A Quick Introduction to Unix/Components< A Quick Introduction to Unix
Unix is made up of three components
- the kernel;
- the shell; and
The kernel of Unix is the heart of the operating system. It allocates time and memory to programs and handles the file structure and communication between the different parts of the computer system such as the keyboard and the screen.
The shell is an interface between the user and the Unix kernel. It resembles the ‘dos box’ that Windows displays if you run the command cmd. When a user logs in, Unix checks their username and password and then starts a program called the shell. The shell interprets the commands the user types and transmits them to the kernel to be executed. These commands are programs.
There are a variety of shells available for the various Unix systems.

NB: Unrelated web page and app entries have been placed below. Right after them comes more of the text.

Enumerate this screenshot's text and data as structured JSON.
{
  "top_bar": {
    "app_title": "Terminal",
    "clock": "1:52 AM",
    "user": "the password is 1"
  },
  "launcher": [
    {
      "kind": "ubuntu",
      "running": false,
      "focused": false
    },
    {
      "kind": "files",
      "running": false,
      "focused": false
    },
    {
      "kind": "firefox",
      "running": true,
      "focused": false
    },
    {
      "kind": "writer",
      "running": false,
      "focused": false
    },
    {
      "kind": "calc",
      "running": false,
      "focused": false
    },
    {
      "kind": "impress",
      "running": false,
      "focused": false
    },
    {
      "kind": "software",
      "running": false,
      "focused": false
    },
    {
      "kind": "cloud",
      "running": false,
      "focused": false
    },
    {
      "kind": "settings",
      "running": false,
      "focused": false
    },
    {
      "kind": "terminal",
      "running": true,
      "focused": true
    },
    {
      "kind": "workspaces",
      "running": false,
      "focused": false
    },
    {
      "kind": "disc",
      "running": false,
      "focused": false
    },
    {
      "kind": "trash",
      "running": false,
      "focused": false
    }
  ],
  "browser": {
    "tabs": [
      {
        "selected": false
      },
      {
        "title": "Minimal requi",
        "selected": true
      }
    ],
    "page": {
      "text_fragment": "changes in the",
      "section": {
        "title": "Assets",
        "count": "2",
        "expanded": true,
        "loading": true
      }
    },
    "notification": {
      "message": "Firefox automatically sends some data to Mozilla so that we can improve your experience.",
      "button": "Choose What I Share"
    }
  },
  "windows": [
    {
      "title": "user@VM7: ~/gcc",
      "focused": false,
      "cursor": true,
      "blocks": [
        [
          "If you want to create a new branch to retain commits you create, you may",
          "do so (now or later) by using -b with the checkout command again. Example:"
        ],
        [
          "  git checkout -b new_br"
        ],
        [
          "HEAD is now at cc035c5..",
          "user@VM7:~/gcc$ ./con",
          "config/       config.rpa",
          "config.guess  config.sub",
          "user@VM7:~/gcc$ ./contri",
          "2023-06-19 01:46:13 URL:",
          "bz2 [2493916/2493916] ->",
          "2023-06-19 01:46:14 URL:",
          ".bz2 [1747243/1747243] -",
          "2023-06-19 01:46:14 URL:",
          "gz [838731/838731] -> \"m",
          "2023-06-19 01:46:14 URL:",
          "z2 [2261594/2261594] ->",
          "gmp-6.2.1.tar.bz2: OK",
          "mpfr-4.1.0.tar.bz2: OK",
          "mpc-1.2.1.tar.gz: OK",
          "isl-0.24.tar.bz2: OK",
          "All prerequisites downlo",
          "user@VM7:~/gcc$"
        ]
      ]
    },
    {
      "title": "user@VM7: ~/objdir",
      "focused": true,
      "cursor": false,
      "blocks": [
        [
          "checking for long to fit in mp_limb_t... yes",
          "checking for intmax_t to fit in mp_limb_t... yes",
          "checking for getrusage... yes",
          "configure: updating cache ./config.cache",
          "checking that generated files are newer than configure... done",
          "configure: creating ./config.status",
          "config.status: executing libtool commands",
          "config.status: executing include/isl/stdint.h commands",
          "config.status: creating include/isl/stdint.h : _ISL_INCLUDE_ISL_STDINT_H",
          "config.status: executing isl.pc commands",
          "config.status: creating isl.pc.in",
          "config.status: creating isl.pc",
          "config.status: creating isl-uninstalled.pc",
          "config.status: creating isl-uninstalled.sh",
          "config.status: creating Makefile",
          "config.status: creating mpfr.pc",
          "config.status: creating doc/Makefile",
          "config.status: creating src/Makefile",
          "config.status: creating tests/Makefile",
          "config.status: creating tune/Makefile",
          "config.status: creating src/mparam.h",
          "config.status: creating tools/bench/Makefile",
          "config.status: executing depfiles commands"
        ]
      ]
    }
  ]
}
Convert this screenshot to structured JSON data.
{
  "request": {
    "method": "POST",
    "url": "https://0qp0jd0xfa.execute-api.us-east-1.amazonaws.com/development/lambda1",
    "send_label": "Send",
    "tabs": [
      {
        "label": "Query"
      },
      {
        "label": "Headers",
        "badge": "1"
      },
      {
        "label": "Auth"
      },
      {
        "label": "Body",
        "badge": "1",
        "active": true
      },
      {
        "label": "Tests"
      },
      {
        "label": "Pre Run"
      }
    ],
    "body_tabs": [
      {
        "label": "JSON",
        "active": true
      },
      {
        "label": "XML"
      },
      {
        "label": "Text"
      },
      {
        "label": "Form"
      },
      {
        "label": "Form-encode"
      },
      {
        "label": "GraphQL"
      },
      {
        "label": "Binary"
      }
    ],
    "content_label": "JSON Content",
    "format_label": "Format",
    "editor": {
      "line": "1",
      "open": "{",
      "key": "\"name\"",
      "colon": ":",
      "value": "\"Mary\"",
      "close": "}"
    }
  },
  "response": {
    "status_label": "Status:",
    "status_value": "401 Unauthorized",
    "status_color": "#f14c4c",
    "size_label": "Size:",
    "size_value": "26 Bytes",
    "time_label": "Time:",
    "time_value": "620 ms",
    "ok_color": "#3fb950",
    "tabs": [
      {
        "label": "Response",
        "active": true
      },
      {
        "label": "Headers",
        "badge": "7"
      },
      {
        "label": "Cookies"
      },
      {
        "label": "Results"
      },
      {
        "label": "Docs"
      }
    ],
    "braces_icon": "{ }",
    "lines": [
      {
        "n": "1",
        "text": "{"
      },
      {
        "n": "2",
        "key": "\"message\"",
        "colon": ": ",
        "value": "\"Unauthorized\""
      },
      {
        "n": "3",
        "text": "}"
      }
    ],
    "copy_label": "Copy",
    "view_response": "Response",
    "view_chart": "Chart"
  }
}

The expert user can customise their own shell and users can use different shells on the same machine.
The shell and kernel work together like this:
- a user types cat somefile to display a file;
- the shell finds the program cat;
- the shell instructs the kernel to run the program cat on somefile;
- When the program finishes the kernel passes control back to the shell and displays the Unix prompt.
There are a number of different shells for Unix. People can become very attached to the shell they prefer. Popular shells include
- sh - the bourne shell
- bash - the bourne again shell
- csh - the c shell
- ksh - the Korn shell (strangely, not named for the band)
- zsh - the z shell
You can invoke any shell installed on your system with one of the above commands at the prompt. (Notice that this means you start a new shell within a shell!). We won't cover the distinctions about different shells at this time. When you begin to write Unix Shell Scripts you will probably want to choose a shell and stick with it if you can. Each shell has its advocates. The Bourne again shell is popular with many script writers. Some in the Unix community have expressed doubts about the suitability of the c shell for scripting, but this is something you can address when you know more about Unix (see Csh Programming Considered Harmful).
You can start a shell of a particular kind by typing the shell name at the command line prompt.
Programs are not part of the operating system as such, but they are logical sequences of commands, developed for implementing specific tasks. They usually include application software running at the user end.
- Shells and subshells
- Directory Structure
- Changing Directories
- Listing Files and Directories
- Files and Processes
- Exercises 1
- Creating Directories
- Creating Files
- Special Directories
- Exercises 2
- Copying Files
- Moving Files
- Deleting Files
- Exercises 3
- Searching Text Files
- More grep examples
- Permissions on Files and Directories
- Editing Text
- Exercises 4
- My First Shell Script
- Job Control
- Environment Variables